DEAR ABBY: After my husband’s younger brother recently passed away, the family gathered. When one group of nephews arrived in a city an hour away from us, we were invited to lunch. (The restaurant was where the nephews had first been introduced to beer by their now-deceased uncle.) My husband didn’t want to go, saying it was silly to drive that far for one meal. I convinced him to go, to celebrate family ties and spend time with these nephews we seldom see.
When we arrived, one of the nephews had arranged for his friend, a real estate agent who works with an estate sale agent, to attend the luncheon. This friend delivered a sales pitch to my husband, who is the administrator of his late brother’s estate. I was offended. I didn’t think the time or the place was appropriate. I felt the sales pitch was an intrusion.
My husband is more forgiving. He sees nothing wrong with someone seizing an opportunity when it presents itself. If it were up to me, I’d exclude that real estate agent from consideration because of his insensitivity. However, my husband is considering using this agent because his youth and aggressiveness may be an advantage in selling.
Of course, it’s my husband’s decision, and I’ll bow to whatever he decides. But now I’m wondering, am I wrong to be upset because these relatives invited this person into what was going to be our family time? – Taken Aback in Ohio
DEAR TAKEN ABACK: I agree it may have been insensitive to turn an occasion when the tears were still wet into a business meeting. However, what’s done is done, and I hope your upset has dissipated. The responsibility for settling his brother’s estate now falls to your husband. If he feels that insensitive and aggressive is the way to go, leave the decision to him. (And stay out of the line of fire.)
DEAR ABBY: How do you deal with a jealous adult sibling? My sibling has never spoken of this to me. However, my sibling’s partner made it clear they felt I was favored over my sibling by our parents. I discussed it with our mother. She told me they have helped dig my sibling out of the hole many times.
My sibling has since passed away. But, years later, my in-law mentioned again to me how I’m the “favorite,” with details. I didn’t respond, and just let the person talk about their feelings. I’m not sure what they want from me. Whether their statement is true or not, I don’t think my in-law should be speaking to me about it. Of course, they would never say anything to my parents. If this person brings this topic up again, how should I respond? – Maybe the Favorite

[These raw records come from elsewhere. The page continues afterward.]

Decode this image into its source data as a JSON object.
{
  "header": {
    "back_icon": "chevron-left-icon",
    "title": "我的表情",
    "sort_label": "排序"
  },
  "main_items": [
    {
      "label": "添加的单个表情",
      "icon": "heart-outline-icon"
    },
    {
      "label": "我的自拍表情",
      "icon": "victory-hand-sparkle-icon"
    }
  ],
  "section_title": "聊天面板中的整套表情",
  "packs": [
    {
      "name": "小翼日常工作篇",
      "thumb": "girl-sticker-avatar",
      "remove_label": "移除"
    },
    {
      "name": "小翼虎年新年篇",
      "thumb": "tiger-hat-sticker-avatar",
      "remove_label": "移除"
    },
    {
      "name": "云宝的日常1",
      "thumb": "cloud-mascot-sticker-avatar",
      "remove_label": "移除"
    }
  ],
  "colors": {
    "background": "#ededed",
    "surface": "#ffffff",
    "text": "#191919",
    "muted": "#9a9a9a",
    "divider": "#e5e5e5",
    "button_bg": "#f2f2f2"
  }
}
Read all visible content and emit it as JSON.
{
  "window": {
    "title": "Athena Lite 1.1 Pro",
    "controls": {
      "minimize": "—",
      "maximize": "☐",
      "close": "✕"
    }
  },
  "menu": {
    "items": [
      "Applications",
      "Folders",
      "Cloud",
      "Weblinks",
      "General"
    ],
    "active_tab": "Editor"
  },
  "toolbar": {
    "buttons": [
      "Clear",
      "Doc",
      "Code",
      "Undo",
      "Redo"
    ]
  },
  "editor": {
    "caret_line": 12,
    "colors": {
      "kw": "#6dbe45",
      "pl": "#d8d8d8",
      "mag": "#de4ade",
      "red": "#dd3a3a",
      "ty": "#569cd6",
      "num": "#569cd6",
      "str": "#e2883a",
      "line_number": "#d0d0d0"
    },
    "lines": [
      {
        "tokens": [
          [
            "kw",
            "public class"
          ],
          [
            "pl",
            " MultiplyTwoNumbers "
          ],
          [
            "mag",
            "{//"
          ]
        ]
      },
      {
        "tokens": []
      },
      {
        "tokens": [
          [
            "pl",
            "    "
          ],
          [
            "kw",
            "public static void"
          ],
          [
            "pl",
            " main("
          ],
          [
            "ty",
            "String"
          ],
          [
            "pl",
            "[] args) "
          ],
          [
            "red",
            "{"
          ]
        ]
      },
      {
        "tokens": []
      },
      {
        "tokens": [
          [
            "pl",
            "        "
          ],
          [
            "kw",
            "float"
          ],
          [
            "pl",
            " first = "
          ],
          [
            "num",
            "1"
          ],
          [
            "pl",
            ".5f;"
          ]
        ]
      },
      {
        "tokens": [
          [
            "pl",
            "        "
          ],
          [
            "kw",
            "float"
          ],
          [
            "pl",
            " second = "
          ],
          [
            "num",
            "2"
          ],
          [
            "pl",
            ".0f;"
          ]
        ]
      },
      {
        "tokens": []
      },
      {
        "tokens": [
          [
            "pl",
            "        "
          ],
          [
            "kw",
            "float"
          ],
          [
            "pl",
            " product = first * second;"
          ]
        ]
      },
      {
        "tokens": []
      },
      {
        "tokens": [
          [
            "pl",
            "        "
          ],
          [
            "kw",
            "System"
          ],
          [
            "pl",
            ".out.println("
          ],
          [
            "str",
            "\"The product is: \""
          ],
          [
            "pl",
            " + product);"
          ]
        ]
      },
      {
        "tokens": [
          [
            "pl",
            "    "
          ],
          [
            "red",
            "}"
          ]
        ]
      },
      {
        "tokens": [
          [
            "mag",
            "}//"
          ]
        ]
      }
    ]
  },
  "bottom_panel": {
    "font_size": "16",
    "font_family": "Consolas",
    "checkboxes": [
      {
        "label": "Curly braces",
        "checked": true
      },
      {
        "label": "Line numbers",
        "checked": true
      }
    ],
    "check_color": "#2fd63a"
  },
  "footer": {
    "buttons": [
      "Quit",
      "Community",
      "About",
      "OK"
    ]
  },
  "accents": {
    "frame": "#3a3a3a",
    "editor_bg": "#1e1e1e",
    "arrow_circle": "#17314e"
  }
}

DEAR MAYBE: Tell your late sibling’s partner you are tired of hearing it, and if they have a complaint to air, it should be made with your parents. If your sibling was irresponsible with money, the fault is not your own. You have nothing to feel guilty about, though it appears this in-law is trying to make you feel that way.
Dear Abby is written by Abigail Van Buren, also known as Jeanne Phillips, and was founded by her mother, Pauline Phillips. Contact Dear Abby at www.DearAbby.com or P.O. Box 69440, Los Angeles, CA 90069.